Adventure Bay, Tasmania
Adventure Bay is the name of both a township and a geographical feature on the eastern side of Bruny Island, Tasmania. At the 2006 census, Adventure Bay and the surrounding area had a population of 152.
Location in Tasmania
|Population||152 (2006 census)|
The first European to sight the bay was explorer Abel Tasman, who sought to anchor his vessel Heemskerck there in 1642. Instead, Heemskerck was driven back offshore by a storm, in token of which Tasman named the place Storm Bay.[a] Captain Tobias Furneaux renamed it in March 1773, in honour of his ship HMS Adventure, which he had anchored in the bay for five days after becoming separated from Captain James Cook's HMS Resolution during Cook's second voyage to the Pacific search of Terra Australis Incognita.

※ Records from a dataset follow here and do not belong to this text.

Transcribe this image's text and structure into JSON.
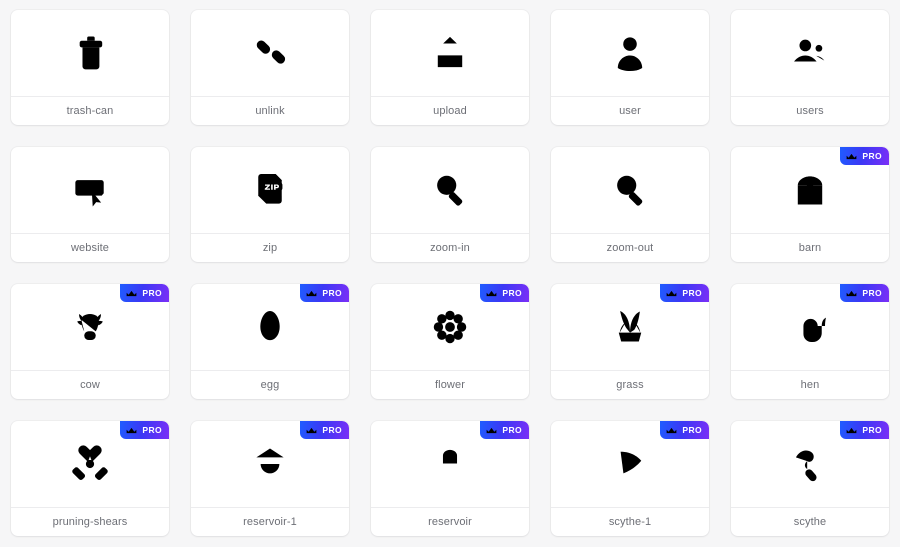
{
  "gallery": {
    "columns": 5,
    "rows": 4,
    "background_color": "#f6f6f7",
    "card_color": "#ffffff",
    "label_color": "#6d6f76",
    "icon_color": "#111111",
    "pro_badge": {
      "text": "PRO",
      "icon": "crown-icon",
      "gradient_from": "#1f5cff",
      "gradient_to": "#7b2ff7",
      "text_color": "#ffffff"
    },
    "items": [
      {
        "label": "trash-can",
        "icon": "trash-can-icon",
        "pro": false
      },
      {
        "label": "unlink",
        "icon": "unlink-icon",
        "pro": false
      },
      {
        "label": "upload",
        "icon": "upload-icon",
        "pro": false
      },
      {
        "label": "user",
        "icon": "user-icon",
        "pro": false
      },
      {
        "label": "users",
        "icon": "users-icon",
        "pro": false
      },
      {
        "label": "website",
        "icon": "website-icon",
        "pro": false
      },
      {
        "label": "zip",
        "icon": "zip-file-icon",
        "pro": false
      },
      {
        "label": "zoom-in",
        "icon": "zoom-in-icon",
        "pro": false
      },
      {
        "label": "zoom-out",
        "icon": "zoom-out-icon",
        "pro": false
      },
      {
        "label": "barn",
        "icon": "barn-icon",
        "pro": true
      },
      {
        "label": "cow",
        "icon": "cow-icon",
        "pro": true
      },
      {
        "label": "egg",
        "icon": "egg-icon",
        "pro": true
      },
      {
        "label": "flower",
        "icon": "flower-icon",
        "pro": true
      },
      {
        "label": "grass",
        "icon": "grass-icon",
        "pro": true
      },
      {
        "label": "hen",
        "icon": "hen-icon",
        "pro": true
      },
      {
        "label": "pruning-shears",
        "icon": "pruning-shears-icon",
        "pro": true
      },
      {
        "label": "reservoir-1",
        "icon": "reservoir-1-icon",
        "pro": true
      },
      {
        "label": "reservoir",
        "icon": "reservoir-icon",
        "pro": true
      },
      {
        "label": "scythe-1",
        "icon": "scythe-1-icon",
        "pro": true
      },
      {
        "label": "scythe",
        "icon": "scythe-icon",
        "pro": true
      }
    ]
  }
}
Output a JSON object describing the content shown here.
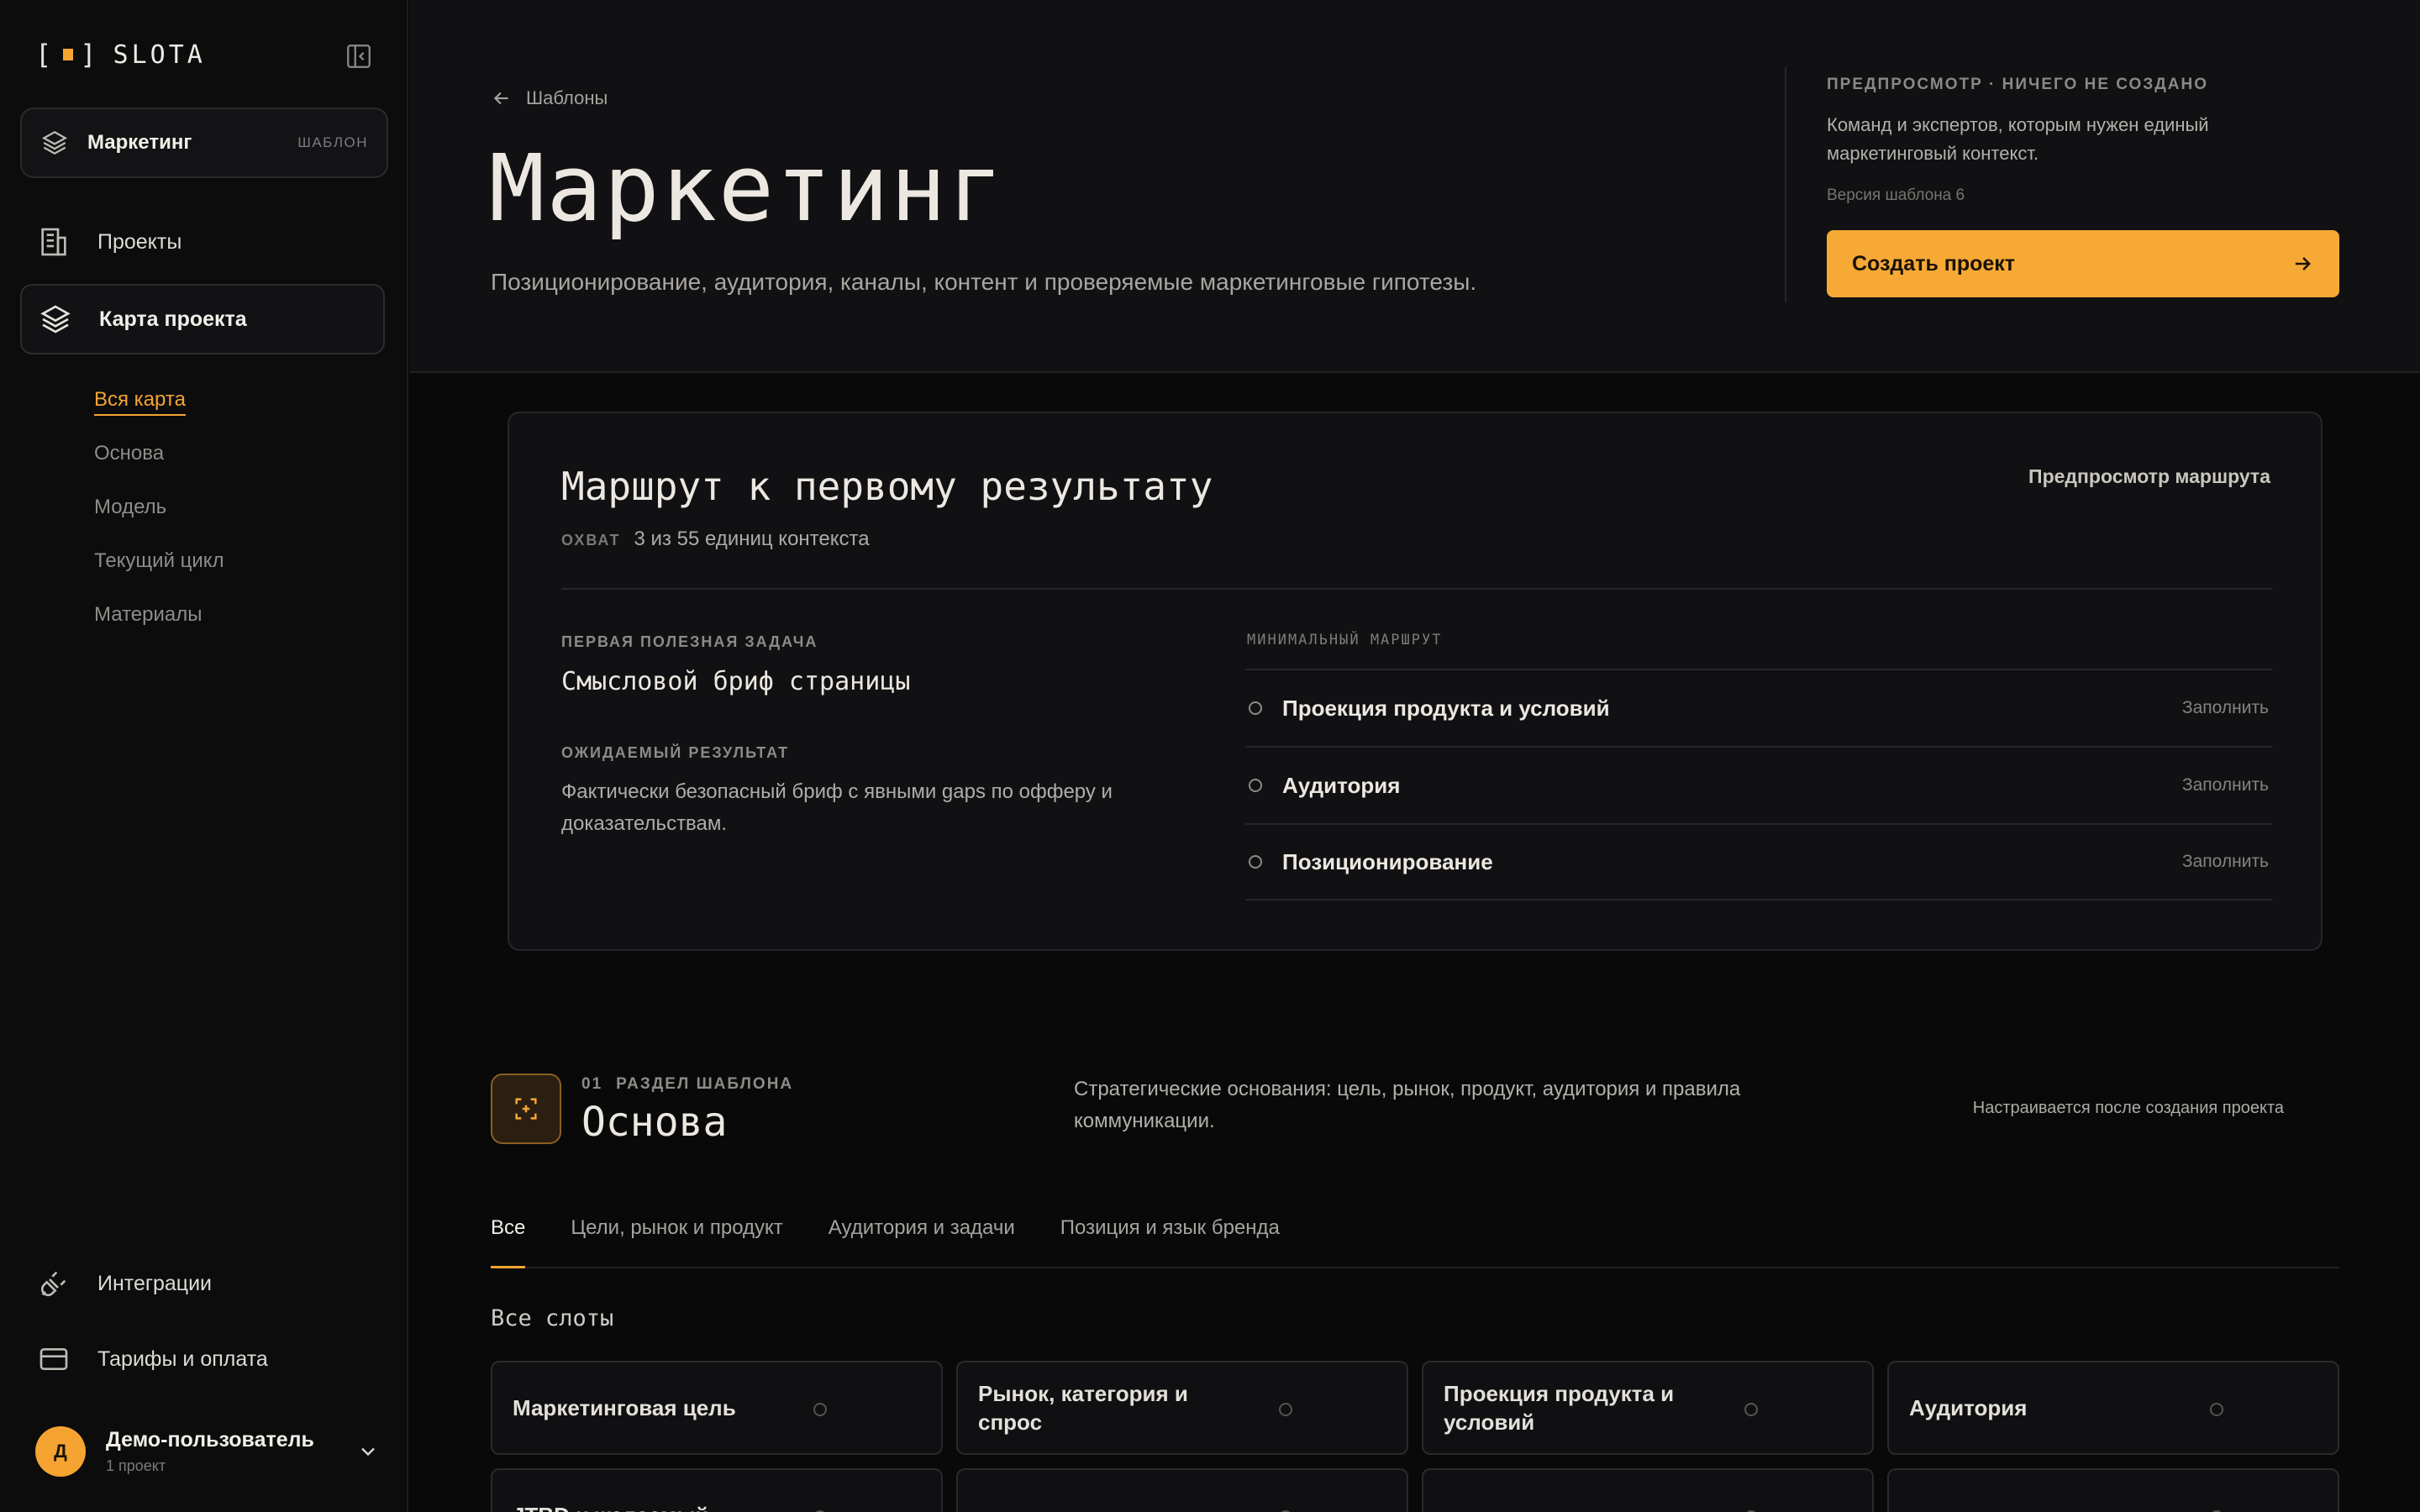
{
  "app": {
    "logo_text": "SLOTA"
  },
  "sidebar": {
    "workspace": {
      "name": "Маркетинг",
      "tag": "ШАБЛОН"
    },
    "nav": [
      {
        "label": "Проекты",
        "icon": "building-icon"
      },
      {
        "label": "Карта проекта",
        "icon": "layers-icon",
        "active": true
      }
    ],
    "sub_nav": [
      {
        "label": "Вся карта",
        "active": true
      },
      {
        "label": "Основа"
      },
      {
        "label": "Модель"
      },
      {
        "label": "Текущий цикл"
      },
      {
        "label": "Материалы"
      }
    ],
    "bottom_nav": [
      {
        "label": "Интеграции",
        "icon": "plug-icon"
      },
      {
        "label": "Тарифы и оплата",
        "icon": "credit-card-icon"
      }
    ],
    "user": {
      "initial": "Д",
      "name": "Демо-пользователь",
      "sub": "1 проект"
    }
  },
  "header": {
    "back_label": "Шаблоны",
    "title": "Маркетинг",
    "subtitle": "Позиционирование, аудитория, каналы, контент и проверяемые маркетинговые гипотезы.",
    "preview_label": "ПРЕДПРОСМОТР · НИЧЕГО НЕ СОЗДАНО",
    "preview_desc": "Команд и экспертов, которым нужен единый маркетинговый контекст.",
    "version": "Версия шаблона 6",
    "cta_label": "Создать проект"
  },
  "route": {
    "title": "Маршрут к первому результату",
    "preview_link": "Предпросмотр маршрута",
    "coverage_key": "ОХВАТ",
    "coverage_value": "3 из 55 единиц контекста",
    "first_task_label": "ПЕРВАЯ ПОЛЕЗНАЯ ЗАДАЧА",
    "first_task": "Смысловой бриф страницы",
    "expected_label": "ОЖИДАЕМЫЙ РЕЗУЛЬТАТ",
    "expected": "Фактически безопасный бриф с явными gaps по офферу и доказательствам.",
    "min_route_label": "МИНИМАЛЬНЫЙ МАРШРУТ",
    "steps": [
      {
        "name": "Проекция продукта и условий",
        "action": "Заполнить"
      },
      {
        "name": "Аудитория",
        "action": "Заполнить"
      },
      {
        "name": "Позиционирование",
        "action": "Заполнить"
      }
    ]
  },
  "section": {
    "number": "01",
    "kind": "РАЗДЕЛ ШАБЛОНА",
    "title": "Основа",
    "desc": "Стратегические основания: цель, рынок, продукт, аудитория и правила коммуникации.",
    "note": "Настраивается после создания проекта",
    "tabs": [
      {
        "label": "Все",
        "active": true
      },
      {
        "label": "Цели, рынок и продукт"
      },
      {
        "label": "Аудитория и задачи"
      },
      {
        "label": "Позиция и язык бренда"
      }
    ],
    "all_slots_label": "Все слоты",
    "slots": [
      "Маркетинговая цель",
      "Рынок, категория и спрос",
      "Проекция продукта и условий",
      "Аудитория",
      "JTBD и желаемый",
      "",
      "",
      ""
    ]
  },
  "colors": {
    "accent": "#f5a431",
    "background": "#09090a",
    "sidebar": "#0c0c0d"
  }
}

Furneaux's log made clear the bay was an excellent anchorage for resupplying vessels:
To the SW of the first watering place there is a large lagoon which I believe has plenty of fish in it for one of our Gentlemen caught upwards of 2 dozen trout, and shot a possum which was the only animal we saw. There are a great many gum trees and of a vast thickness and height, one of which measured in circumference 26 feet and the height under the branches was 20 feet."
Others among Furneaux's crew spotted evidence of what they believed were small deer but were more likely kangaroos. Furneaux also noted signs of an Aboriginal settlement in the form of "several huts or wigwams on shore, with several bags of grass in which they carry their shellfish." - but the branches of which the huts were made were "split and torn" and there was "not the least appearance of any people."
Reliably mapped and offering an abundance of water, fresh water and game, Adventure Bay quickly became a popular anchorage for European explorers. Cook's Resolution watered there in 1777, followed by William Bligh aboard HMS Bounty in 1788 and HMS Providence in 1792. Others who resupplied their vessels in the bay in this period included Bruni d'Entrecasteaux aboard Recherche in 1792 and 1793, and Nicolas Baudin in the corvette Géographe in 1802. Matthew Flinders also tried to enter the bay with Norfolk in 1798. That same year Adventure Bay became the site of whaling & timber stations.
British whalers were reported in Adventure Bay by 1804. Shore-based whaling stations operated in the bay from 1826 at four separate locations. During the 19th and 20th century Adventure Bay was used by the timber industry. Sheltered from all but strong north-easterly winds, the township of Adventure Bay at the southern end of the bay itself was the site of both extensive timber mills and a long jetty from where seagoing vessels could load timber. Dangerously exposed to north-easterly gales, several ships were driven ashore and wrecked there, the largest being the 241-ton barque Natal Queen in 1909.
Adventure Bay is now largely a tourist destination. Facilities in town include a general store that sells petrol and a cafe. It is also the location for cruises around the island.
- Australian Bureau of Statistics (25 October 2007). "Adventure Bay (State Suburb)". 2006 Census QuickStats. Retrieved 18 August 2007.
- Hough, Richard (1995). Captain James Cook. Hodder & Staughton. p. 260. ISBN 9780340825563.
- Beaglehole, J.C., ed. (1959). The Journals of Captain James Cook on His Voyages of Discovery II, vol. I:The Voyage of the Resolution and Adventure 1772-1775. Cambridge University Press. pp. 150–151. OCLC 299995193.
- Nicholson, Ian Hawkins (1983). Shipping arrivals and departures Tasmania, 1803-1833 (First ed.). Canberra: Roebuck. p. 14. ISBN 0909434220.
- Nash, Michael (2003). The Bay Whalers; Tasmania’s shore-based whaling industry (First ed.). Woden, Canberra: Navarine. p. 132-3. ISBN 0958656193.
- Premier Postal History. "Post Office List". Premier Postal Auctions. Retrieved 16 June 2012.